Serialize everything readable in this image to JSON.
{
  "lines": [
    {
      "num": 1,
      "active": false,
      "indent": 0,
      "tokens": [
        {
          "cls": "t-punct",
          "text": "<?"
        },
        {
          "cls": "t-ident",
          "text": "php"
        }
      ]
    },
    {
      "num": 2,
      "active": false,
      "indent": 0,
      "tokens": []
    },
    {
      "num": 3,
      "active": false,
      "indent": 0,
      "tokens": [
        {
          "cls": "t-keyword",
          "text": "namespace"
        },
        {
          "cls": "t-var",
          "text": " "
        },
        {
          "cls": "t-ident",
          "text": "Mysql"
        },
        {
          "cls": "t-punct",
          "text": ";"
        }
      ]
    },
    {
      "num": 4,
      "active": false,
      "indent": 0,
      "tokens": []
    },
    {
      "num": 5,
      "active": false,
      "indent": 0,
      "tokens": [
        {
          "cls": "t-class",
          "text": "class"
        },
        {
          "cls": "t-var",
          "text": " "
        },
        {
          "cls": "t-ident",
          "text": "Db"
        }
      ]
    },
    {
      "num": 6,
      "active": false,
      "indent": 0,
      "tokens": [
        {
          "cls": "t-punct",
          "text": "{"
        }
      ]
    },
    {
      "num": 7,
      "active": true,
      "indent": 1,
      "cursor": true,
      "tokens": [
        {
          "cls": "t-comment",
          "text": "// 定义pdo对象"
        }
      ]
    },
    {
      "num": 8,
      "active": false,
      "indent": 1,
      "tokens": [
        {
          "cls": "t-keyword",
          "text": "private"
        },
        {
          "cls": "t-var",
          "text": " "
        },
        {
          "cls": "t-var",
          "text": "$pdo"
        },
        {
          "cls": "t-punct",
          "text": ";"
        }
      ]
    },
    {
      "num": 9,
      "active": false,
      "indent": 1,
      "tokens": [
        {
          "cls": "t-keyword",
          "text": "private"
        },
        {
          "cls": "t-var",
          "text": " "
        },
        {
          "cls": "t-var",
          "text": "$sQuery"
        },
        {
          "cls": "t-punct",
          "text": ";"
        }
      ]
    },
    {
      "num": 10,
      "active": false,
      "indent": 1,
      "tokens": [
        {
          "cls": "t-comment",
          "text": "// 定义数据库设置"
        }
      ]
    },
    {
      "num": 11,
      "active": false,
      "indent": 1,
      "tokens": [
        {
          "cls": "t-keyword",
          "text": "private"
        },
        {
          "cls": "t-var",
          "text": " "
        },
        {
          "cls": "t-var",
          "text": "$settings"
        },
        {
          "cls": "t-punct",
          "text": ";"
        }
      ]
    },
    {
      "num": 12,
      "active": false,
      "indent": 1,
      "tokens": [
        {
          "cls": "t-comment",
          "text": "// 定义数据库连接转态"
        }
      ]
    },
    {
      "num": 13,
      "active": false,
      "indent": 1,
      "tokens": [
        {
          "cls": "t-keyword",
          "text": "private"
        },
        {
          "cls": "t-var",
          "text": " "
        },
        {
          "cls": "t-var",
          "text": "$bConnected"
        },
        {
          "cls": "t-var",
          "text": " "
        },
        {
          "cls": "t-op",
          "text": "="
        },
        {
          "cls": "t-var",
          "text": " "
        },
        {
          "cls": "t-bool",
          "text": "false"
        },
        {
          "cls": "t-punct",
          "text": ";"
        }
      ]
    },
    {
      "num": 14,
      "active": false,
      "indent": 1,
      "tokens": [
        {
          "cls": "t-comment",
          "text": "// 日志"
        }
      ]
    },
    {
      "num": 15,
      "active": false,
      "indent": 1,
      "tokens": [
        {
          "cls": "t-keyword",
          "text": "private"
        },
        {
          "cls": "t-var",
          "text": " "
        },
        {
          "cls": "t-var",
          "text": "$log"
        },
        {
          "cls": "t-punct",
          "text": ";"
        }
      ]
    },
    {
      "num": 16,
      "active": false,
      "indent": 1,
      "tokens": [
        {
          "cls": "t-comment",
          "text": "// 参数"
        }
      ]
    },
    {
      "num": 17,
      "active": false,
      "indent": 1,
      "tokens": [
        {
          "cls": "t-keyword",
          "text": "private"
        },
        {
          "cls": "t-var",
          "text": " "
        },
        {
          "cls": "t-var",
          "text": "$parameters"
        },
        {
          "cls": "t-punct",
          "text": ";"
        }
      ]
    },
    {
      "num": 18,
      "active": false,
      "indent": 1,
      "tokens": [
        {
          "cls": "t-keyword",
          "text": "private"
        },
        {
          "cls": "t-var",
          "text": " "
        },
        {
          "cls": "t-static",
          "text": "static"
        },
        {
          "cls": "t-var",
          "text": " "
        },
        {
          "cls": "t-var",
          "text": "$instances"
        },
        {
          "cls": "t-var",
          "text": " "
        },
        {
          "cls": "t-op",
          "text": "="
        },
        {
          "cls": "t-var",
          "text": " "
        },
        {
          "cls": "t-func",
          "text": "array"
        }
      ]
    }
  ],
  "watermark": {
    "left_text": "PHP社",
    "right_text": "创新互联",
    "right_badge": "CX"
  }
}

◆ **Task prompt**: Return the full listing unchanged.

◆ **Solution for this exercise**:
Serialize everything readable in this image to JSON.
{
  "lines": [
    {
      "num": 1,
      "active": false,
      "indent": 0,
      "tokens": [
        {
          "cls": "t-punct",
          "text": "<?"
        },
        {
          "cls": "t-ident",
          "text": "php"
        }
      ]
    },
    {
      "num": 2,
      "active": false,
      "indent": 0,
      "tokens": []
    },
    {
      "num": 3,
      "active": false,
      "indent": 0,
      "tokens": [
        {
          "cls": "t-keyword",
          "text": "namespace"
        },
        {
          "cls": "t-var",
          "text": " "
        },
        {
          "cls": "t-ident",
          "text": "Mysql"
        },
        {
          "cls": "t-punct",
          "text": ";"
        }
      ]
    },
    {
      "num": 4,
      "active": false,
      "indent": 0,
      "tokens": []
    },
    {
      "num": 5,
      "active": false,
      "indent": 0,
      "tokens": [
        {
          "cls": "t-class",
          "text": "class"
        },
        {
          "cls": "t-var",
          "text": " "
        },
        {
          "cls": "t-ident",
          "text": "Db"
        }
      ]
    },
    {
      "num": 6,
      "active": false,
      "indent": 0,
      "tokens": [
        {
          "cls": "t-punct",
          "text": "{"
        }
      ]
    },
    {
      "num": 7,
      "active": true,
      "indent": 1,
      "cursor": true,
      "tokens": [
        {
          "cls": "t-comment",
          "text": "// 定义pdo对象"
        }
      ]
    },
    {
      "num": 8,
      "active": false,
      "indent": 1,
      "tokens": [
        {
          "cls": "t-keyword",
          "text": "private"
        },
        {
          "cls": "t-var",
          "text": " "
        },
        {
          "cls": "t-var",
          "text": "$pdo"
        },
        {
          "cls": "t-punct",
          "text": ";"
        }
      ]
    },
    {
      "num": 9,
      "active": false,
      "indent": 1,
      "tokens": [
        {
          "cls": "t-keyword",
          "text": "private"
        },
        {
          "cls": "t-var",
          "text": " "
        },
        {
          "cls": "t-var",
          "text": "$sQuery"
        },
        {
          "cls": "t-punct",
          "text": ";"
        }
      ]
    },
    {
      "num": 10,
      "active": false,
      "indent": 1,
      "tokens": [
        {
          "cls": "t-comment",
          "text": "// 定义数据库设置"
        }
      ]
    },
    {
      "num": 11,
      "active": false,
      "indent": 1,
      "tokens": [
        {
          "cls": "t-keyword",
          "text": "private"
        },
        {
          "cls": "t-var",
          "text": " "
        },
        {
          "cls": "t-var",
          "text": "$settings"
        },
        {
          "cls": "t-punct",
          "text": ";"
        }
      ]
    },
    {
      "num": 12,
      "active": false,
      "indent": 1,
      "tokens": [
        {
          "cls": "t-comment",
          "text": "// 定义数据库连接转态"
        }
      ]
    },
    {
      "num": 13,
      "active": false,
      "indent": 1,
      "tokens": [
        {
          "cls": "t-keyword",
          "text": "private"
        },
        {
          "cls": "t-var",
          "text": " "
        },
        {
          "cls": "t-var",
          "text": "$bConnected"
        },
        {
          "cls": "t-var",
          "text": " "
        },
        {
          "cls": "t-op",
          "text": "="
        },
        {
          "cls": "t-var",
          "text": " "
        },
        {
          "cls": "t-bool",
          "text": "false"
        },
        {
          "cls": "t-punct",
          "text": ";"
        }
      ]
    },
    {
      "num": 14,
      "active": false,
      "indent": 1,
      "tokens": [
        {
          "cls": "t-comment",
          "text": "// 日志"
        }
      ]
    },
    {
      "num": 15,
      "active": false,
      "indent": 1,
      "tokens": [
        {
          "cls": "t-keyword",
          "text": "private"
        },
        {
          "cls": "t-var",
          "text": " "
        },
        {
          "cls": "t-var",
          "text": "$log"
        },
        {
          "cls": "t-punct",
          "text": ";"
        }
      ]
    },
    {
      "num": 16,
      "active": false,
      "indent": 1,
      "tokens": [
        {
          "cls": "t-comment",
          "text": "// 参数"
        }
      ]
    },
    {
      "num": 17,
      "active": false,
      "indent": 1,
      "tokens": [
        {
          "cls": "t-keyword",
          "text": "private"
        },
        {
          "cls": "t-var",
          "text": " "
        },
        {
          "cls": "t-var",
          "text": "$parameters"
        },
        {
          "cls": "t-punct",
          "text": ";"
        }
      ]
    },
    {
      "num": 18,
      "active": false,
      "indent": 1,
      "tokens": [
        {
          "cls": "t-keyword",
          "text": "private"
        },
        {
          "cls": "t-var",
          "text": " "
        },
        {
          "cls": "t-static",
          "text": "static"
        },
        {
          "cls": "t-var",
          "text": " "
        },
        {
          "cls": "t-var",
          "text": "$instances"
        },
        {
          "cls": "t-var",
          "text": " "
        },
        {
          "cls": "t-op",
          "text": "="
        },
        {
          "cls": "t-var",
          "text": " "
        },
        {
          "cls": "t-func",
          "text": "array"
        }
      ]
    }
  ],
  "watermark": {
    "left_text": "PHP社",
    "right_text": "创新互联",
    "right_badge": "CX"
  }
}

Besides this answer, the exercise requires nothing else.